Precambrian rock from Avaloniam Terrane, some of the oldest rock in the world and when you see it you are mesmerised by it's presence. Sutured into it's new home from another early continent it was part of but retaining it's geological information and fossils.
Some very old fossils here. This may be a spindle as these are the most plentiful.
More to see and amazing that they were discovered in such an isolated spot in the late 1960's by a Memorial University Geologist. Tony was too young then I think. Sorry buddy had to get a dig in. Excuse the pun....I'll just stop now.

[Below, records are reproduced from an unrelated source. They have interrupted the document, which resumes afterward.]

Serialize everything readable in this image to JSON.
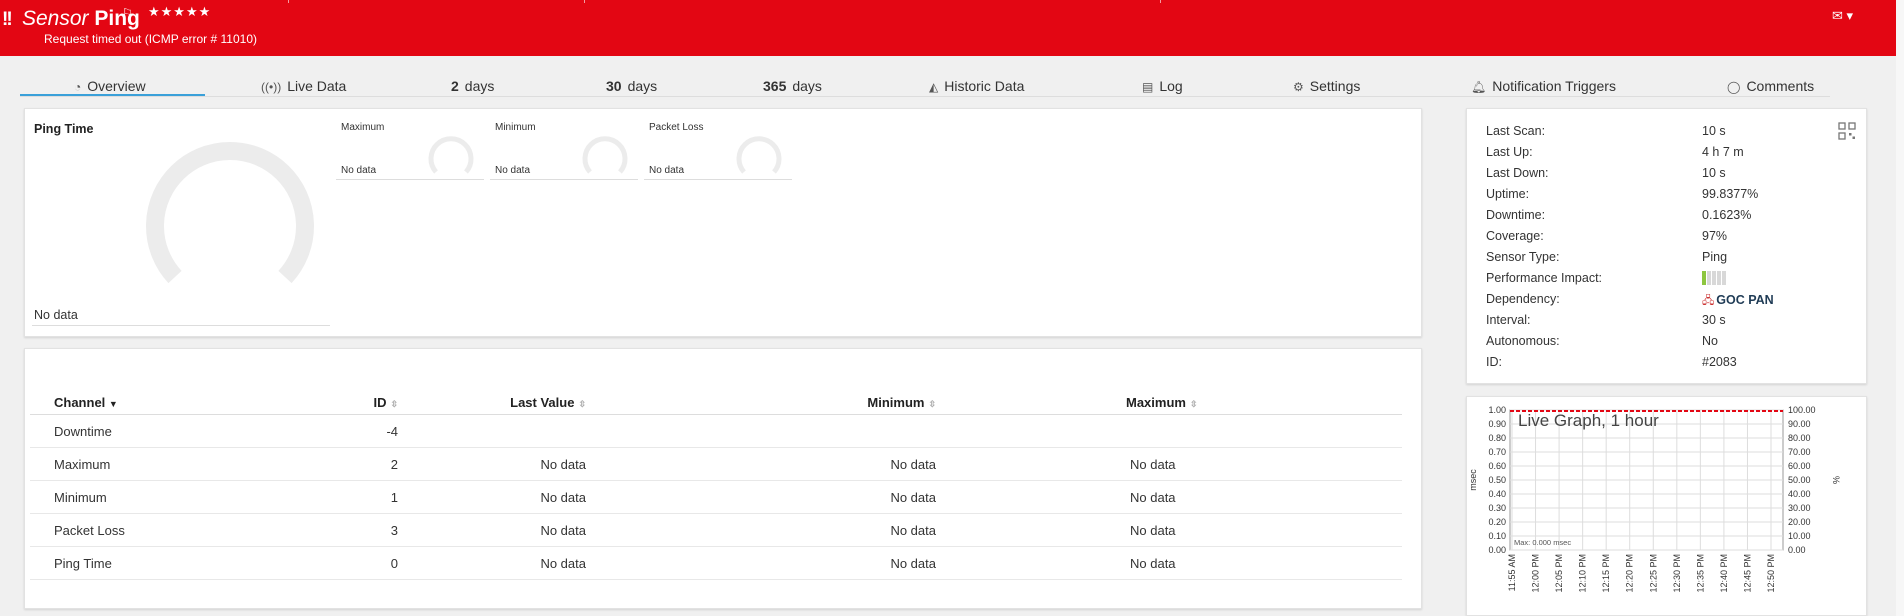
{
  "header": {
    "sensor_word": "Sensor",
    "name": "Ping",
    "stars": "★★★★★",
    "status_message": "Request timed out (ICMP error # 11010)",
    "mail_icon": "envelope-icon",
    "bg_color": "#e30613"
  },
  "tabs": [
    {
      "icon": "gauge-icon",
      "label": "Overview",
      "active": true
    },
    {
      "icon": "broadcast-icon",
      "label": "Live Data"
    },
    {
      "number": "2",
      "label": "days"
    },
    {
      "number": "30",
      "label": "days"
    },
    {
      "number": "365",
      "label": "days"
    },
    {
      "icon": "area-chart-icon",
      "label": "Historic Data"
    },
    {
      "icon": "log-icon",
      "label": "Log"
    },
    {
      "icon": "gear-icon",
      "label": "Settings"
    },
    {
      "icon": "bell-icon",
      "label": "Notification Triggers"
    },
    {
      "icon": "comment-icon",
      "label": "Comments"
    }
  ],
  "gauges": {
    "main": {
      "title": "Ping Time",
      "value": "No data"
    },
    "small": [
      {
        "title": "Maximum",
        "value": "No data"
      },
      {
        "title": "Minimum",
        "value": "No data"
      },
      {
        "title": "Packet Loss",
        "value": "No data"
      }
    ]
  },
  "channels": {
    "columns": [
      "Channel",
      "ID",
      "Last Value",
      "Minimum",
      "Maximum"
    ],
    "rows": [
      {
        "channel": "Downtime",
        "id": "-4",
        "last": "",
        "min": "",
        "max": ""
      },
      {
        "channel": "Maximum",
        "id": "2",
        "last": "No data",
        "min": "No data",
        "max": "No data"
      },
      {
        "channel": "Minimum",
        "id": "1",
        "last": "No data",
        "min": "No data",
        "max": "No data"
      },
      {
        "channel": "Packet Loss",
        "id": "3",
        "last": "No data",
        "min": "No data",
        "max": "No data"
      },
      {
        "channel": "Ping Time",
        "id": "0",
        "last": "No data",
        "min": "No data",
        "max": "No data"
      }
    ]
  },
  "info": {
    "rows": [
      {
        "label": "Last Scan:",
        "value": "10 s"
      },
      {
        "label": "Last Up:",
        "value": "4 h 7 m"
      },
      {
        "label": "Last Down:",
        "value": "10 s"
      },
      {
        "label": "Uptime:",
        "value": "99.8377%"
      },
      {
        "label": "Downtime:",
        "value": "0.1623%"
      },
      {
        "label": "Coverage:",
        "value": "97%"
      },
      {
        "label": "Sensor Type:",
        "value": "Ping"
      },
      {
        "label": "Performance Impact:",
        "value": ""
      },
      {
        "label": "Dependency:",
        "value": "GOC PAN"
      },
      {
        "label": "Interval:",
        "value": "30 s"
      },
      {
        "label": "Autonomous:",
        "value": "No"
      },
      {
        "label": "ID:",
        "value": "#2083"
      }
    ],
    "performance_impact_level": 0.2,
    "qr_icon": "qr-code-icon",
    "dependency_icon": "network-device-icon"
  },
  "live_graph": {
    "title": "Live Graph, 1 hour",
    "max_label": "Max: 0.000 msec",
    "left_unit": "msec",
    "right_unit": "%",
    "left_ticks": [
      "1.00",
      "0.90",
      "0.80",
      "0.70",
      "0.60",
      "0.50",
      "0.40",
      "0.30",
      "0.20",
      "0.10",
      "0.00"
    ],
    "right_ticks": [
      "100.00",
      "90.00",
      "80.00",
      "70.00",
      "60.00",
      "50.00",
      "40.00",
      "30.00",
      "20.00",
      "10.00",
      "0.00"
    ],
    "x_ticks": [
      "11:55 AM",
      "12:00 PM",
      "12:05 PM",
      "12:10 PM",
      "12:15 PM",
      "12:20 PM",
      "12:25 PM",
      "12:30 PM",
      "12:35 PM",
      "12:40 PM",
      "12:45 PM",
      "12:50 PM"
    ],
    "downtime_color": "#e30613"
  }
}
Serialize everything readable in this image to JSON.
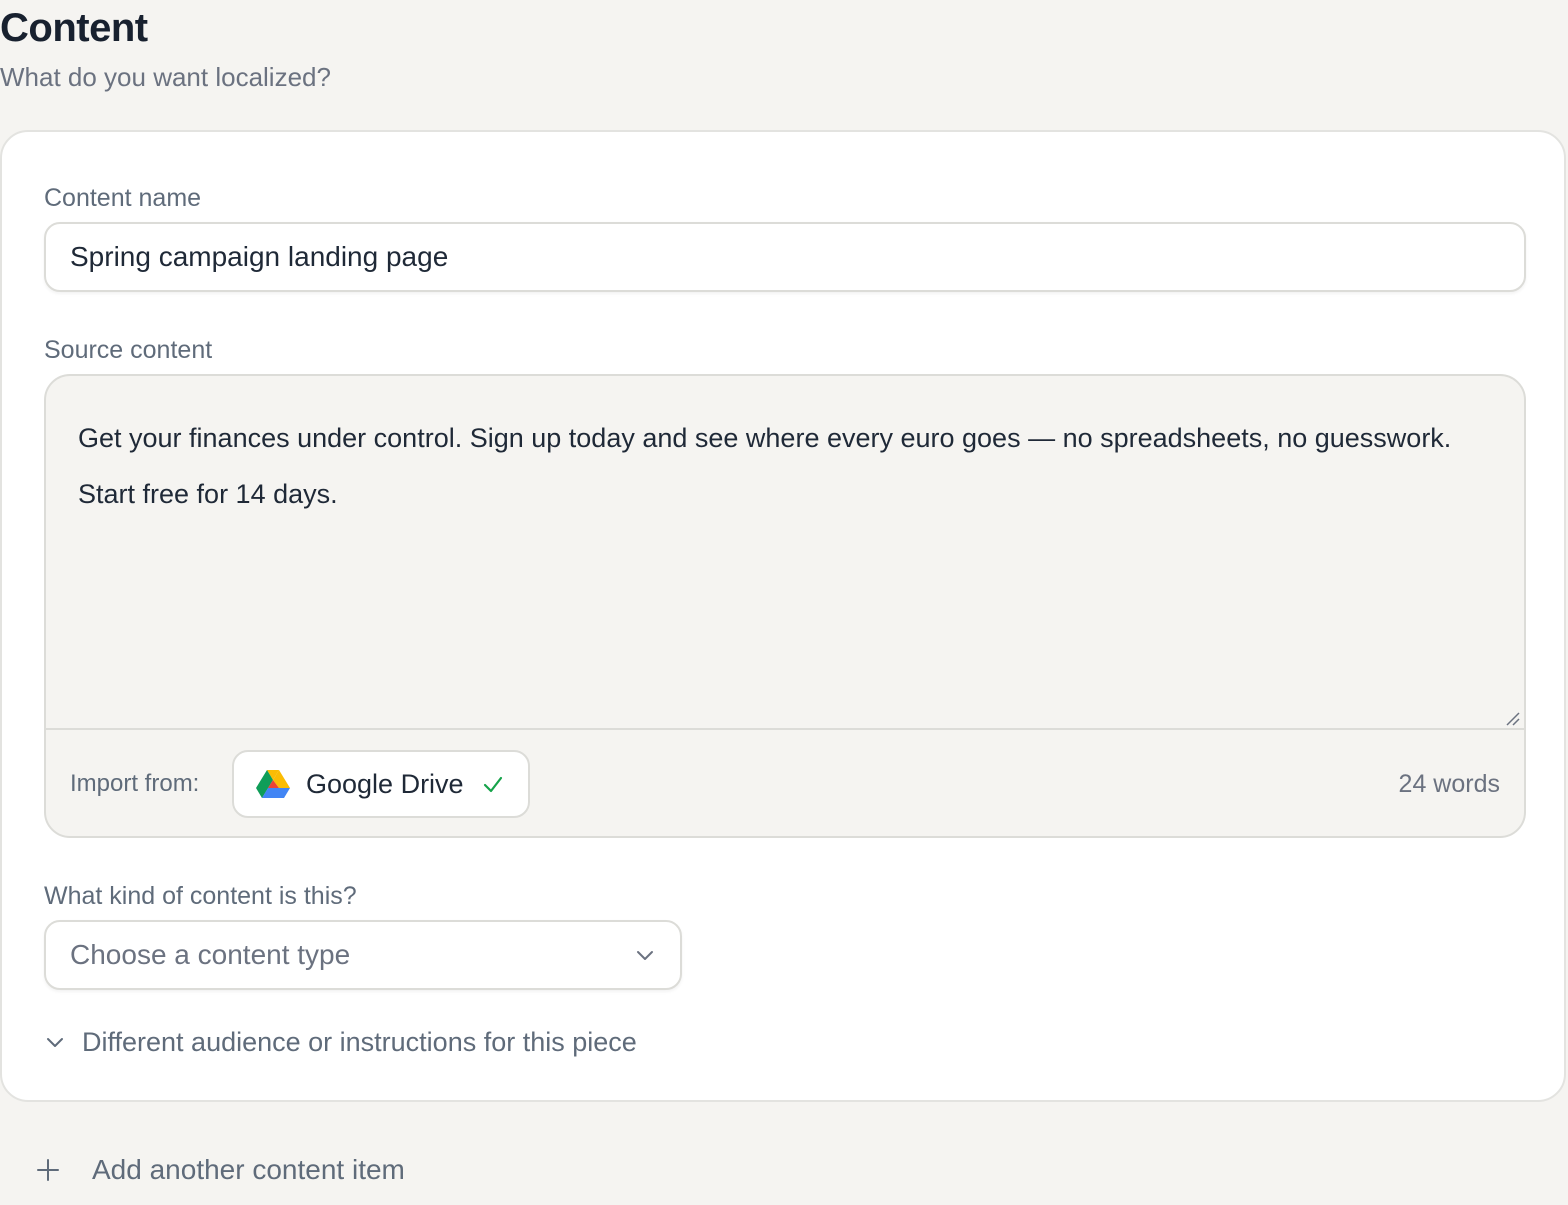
{
  "section": {
    "title": "Content",
    "subtitle": "What do you want localized?"
  },
  "content_name": {
    "label": "Content name",
    "value": "Spring campaign landing page"
  },
  "source_content": {
    "label": "Source content",
    "text": "Get your finances under control. Sign up today and see where every euro goes — no spreadsheets, no guesswork. Start free for 14 days.",
    "import_label": "Import from:",
    "import_source": "Google Drive",
    "import_icon": "google-drive-icon",
    "import_status_icon": "check-icon",
    "word_count": "24 words"
  },
  "content_type": {
    "label": "What kind of content is this?",
    "placeholder": "Choose a content type",
    "icon": "chevron-down-icon"
  },
  "audience_toggle": {
    "label": "Different audience or instructions for this piece",
    "icon": "chevron-down-icon"
  },
  "add_item": {
    "label": "Add another content item",
    "icon": "plus-icon"
  },
  "colors": {
    "background": "#f5f4f1",
    "card": "#ffffff",
    "border": "#dcdcd8",
    "title": "#18212f",
    "muted": "#5f6b7a",
    "check": "#16a34a"
  }
}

Tony I believe I would have loved to have made this trip with you as you are the geologist quite literally of our kayaking group. I would have learned so much. I had to read instead. I like that too. I wanted to show some dimension to the fossils still preserved on the rock and display how vulnerable and sensitive they must be to the environment and visitors. You have to remove footwear to step on the rock. We did this even in -5. I later found out that the elevation of the small fossil parts may not be due to the biota but to the compression of the organism over time and subsequent small eruptions from underneath. No matter, you still get an excellent view of these original organisms from so long ago. Some of the biota found here is particular to Newfoundland and never before identified.